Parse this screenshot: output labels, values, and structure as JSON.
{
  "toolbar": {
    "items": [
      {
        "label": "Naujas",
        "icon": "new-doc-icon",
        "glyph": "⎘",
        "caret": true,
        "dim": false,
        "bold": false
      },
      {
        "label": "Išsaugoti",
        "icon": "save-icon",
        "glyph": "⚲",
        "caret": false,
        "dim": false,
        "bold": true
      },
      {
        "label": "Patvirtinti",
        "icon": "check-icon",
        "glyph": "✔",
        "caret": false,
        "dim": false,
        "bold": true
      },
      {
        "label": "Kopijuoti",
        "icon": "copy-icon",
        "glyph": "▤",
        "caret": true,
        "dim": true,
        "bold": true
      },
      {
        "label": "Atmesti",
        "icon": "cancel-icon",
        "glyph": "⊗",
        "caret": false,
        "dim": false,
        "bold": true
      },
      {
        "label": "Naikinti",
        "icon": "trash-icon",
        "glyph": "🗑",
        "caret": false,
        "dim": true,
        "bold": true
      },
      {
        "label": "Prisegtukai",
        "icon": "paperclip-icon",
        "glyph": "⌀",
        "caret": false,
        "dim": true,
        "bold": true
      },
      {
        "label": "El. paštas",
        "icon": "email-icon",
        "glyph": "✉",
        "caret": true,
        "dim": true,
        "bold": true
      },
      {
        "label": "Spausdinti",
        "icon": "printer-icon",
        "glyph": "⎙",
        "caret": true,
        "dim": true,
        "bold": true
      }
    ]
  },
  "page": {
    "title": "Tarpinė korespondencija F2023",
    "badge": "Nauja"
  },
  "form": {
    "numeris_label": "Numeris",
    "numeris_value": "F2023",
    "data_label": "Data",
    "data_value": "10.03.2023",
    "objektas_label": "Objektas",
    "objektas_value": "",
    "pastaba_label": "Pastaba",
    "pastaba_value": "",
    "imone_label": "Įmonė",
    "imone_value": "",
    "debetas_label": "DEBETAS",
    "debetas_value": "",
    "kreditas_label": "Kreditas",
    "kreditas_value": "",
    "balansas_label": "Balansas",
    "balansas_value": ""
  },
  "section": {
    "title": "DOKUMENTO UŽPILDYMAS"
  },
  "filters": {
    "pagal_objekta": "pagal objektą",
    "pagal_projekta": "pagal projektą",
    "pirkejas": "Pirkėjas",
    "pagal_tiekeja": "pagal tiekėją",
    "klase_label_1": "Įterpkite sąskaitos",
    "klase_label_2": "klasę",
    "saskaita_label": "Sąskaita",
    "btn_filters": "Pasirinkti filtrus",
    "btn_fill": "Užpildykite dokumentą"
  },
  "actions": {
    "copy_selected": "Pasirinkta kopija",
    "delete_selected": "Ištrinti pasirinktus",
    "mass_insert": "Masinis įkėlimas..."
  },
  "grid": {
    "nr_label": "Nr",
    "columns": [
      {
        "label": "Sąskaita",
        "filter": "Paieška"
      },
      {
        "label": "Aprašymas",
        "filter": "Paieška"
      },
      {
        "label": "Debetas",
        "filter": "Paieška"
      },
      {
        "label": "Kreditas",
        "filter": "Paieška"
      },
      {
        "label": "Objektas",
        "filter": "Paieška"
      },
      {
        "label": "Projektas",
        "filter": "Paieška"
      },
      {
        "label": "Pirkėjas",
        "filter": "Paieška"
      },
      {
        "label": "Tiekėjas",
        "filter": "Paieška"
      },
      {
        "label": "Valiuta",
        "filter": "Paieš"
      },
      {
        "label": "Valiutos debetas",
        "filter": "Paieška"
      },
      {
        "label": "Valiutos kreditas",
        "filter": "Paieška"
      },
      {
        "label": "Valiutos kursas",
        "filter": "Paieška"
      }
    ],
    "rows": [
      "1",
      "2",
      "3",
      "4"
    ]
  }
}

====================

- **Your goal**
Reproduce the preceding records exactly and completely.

- **Exercise solution**
Parse this screenshot: output labels, values, and structure as JSON.
{
  "toolbar": {
    "items": [
      {
        "label": "Naujas",
        "icon": "new-doc-icon",
        "glyph": "⎘",
        "caret": true,
        "dim": false,
        "bold": false
      },
      {
        "label": "Išsaugoti",
        "icon": "save-icon",
        "glyph": "⚲",
        "caret": false,
        "dim": false,
        "bold": true
      },
      {
        "label": "Patvirtinti",
        "icon": "check-icon",
        "glyph": "✔",
        "caret": false,
        "dim": false,
        "bold": true
      },
      {
        "label": "Kopijuoti",
        "icon": "copy-icon",
        "glyph": "▤",
        "caret": true,
        "dim": true,
        "bold": true
      },
      {
        "label": "Atmesti",
        "icon": "cancel-icon",
        "glyph": "⊗",
        "caret": false,
        "dim": false,
        "bold": true
      },
      {
        "label": "Naikinti",
        "icon": "trash-icon",
        "glyph": "🗑",
        "caret": false,
        "dim": true,
        "bold": true
      },
      {
        "label": "Prisegtukai",
        "icon": "paperclip-icon",
        "glyph": "⌀",
        "caret": false,
        "dim": true,
        "bold": true
      },
      {
        "label": "El. paštas",
        "icon": "email-icon",
        "glyph": "✉",
        "caret": true,
        "dim": true,
        "bold": true
      },
      {
        "label": "Spausdinti",
        "icon": "printer-icon",
        "glyph": "⎙",
        "caret": true,
        "dim": true,
        "bold": true
      }
    ]
  },
  "page": {
    "title": "Tarpinė korespondencija F2023",
    "badge": "Nauja"
  },
  "form": {
    "numeris_label": "Numeris",
    "numeris_value": "F2023",
    "data_label": "Data",
    "data_value": "10.03.2023",
    "objektas_label": "Objektas",
    "objektas_value": "",
    "pastaba_label": "Pastaba",
    "pastaba_value": "",
    "imone_label": "Įmonė",
    "imone_value": "",
    "debetas_label": "DEBETAS",
    "debetas_value": "",
    "kreditas_label": "Kreditas",
    "kreditas_value": "",
    "balansas_label": "Balansas",
    "balansas_value": ""
  },
  "section": {
    "title": "DOKUMENTO UŽPILDYMAS"
  },
  "filters": {
    "pagal_objekta": "pagal objektą",
    "pagal_projekta": "pagal projektą",
    "pirkejas": "Pirkėjas",
    "pagal_tiekeja": "pagal tiekėją",
    "klase_label_1": "Įterpkite sąskaitos",
    "klase_label_2": "klasę",
    "saskaita_label": "Sąskaita",
    "btn_filters": "Pasirinkti filtrus",
    "btn_fill": "Užpildykite dokumentą"
  },
  "actions": {
    "copy_selected": "Pasirinkta kopija",
    "delete_selected": "Ištrinti pasirinktus",
    "mass_insert": "Masinis įkėlimas..."
  },
  "grid": {
    "nr_label": "Nr",
    "columns": [
      {
        "label": "Sąskaita",
        "filter": "Paieška"
      },
      {
        "label": "Aprašymas",
        "filter": "Paieška"
      },
      {
        "label": "Debetas",
        "filter": "Paieška"
      },
      {
        "label": "Kreditas",
        "filter": "Paieška"
      },
      {
        "label": "Objektas",
        "filter": "Paieška"
      },
      {
        "label": "Projektas",
        "filter": "Paieška"
      },
      {
        "label": "Pirkėjas",
        "filter": "Paieška"
      },
      {
        "label": "Tiekėjas",
        "filter": "Paieška"
      },
      {
        "label": "Valiuta",
        "filter": "Paieš"
      },
      {
        "label": "Valiutos debetas",
        "filter": "Paieška"
      },
      {
        "label": "Valiutos kreditas",
        "filter": "Paieška"
      },
      {
        "label": "Valiutos kursas",
        "filter": "Paieška"
      }
    ],
    "rows": [
      "1",
      "2",
      "3",
      "4"
    ]
  }
}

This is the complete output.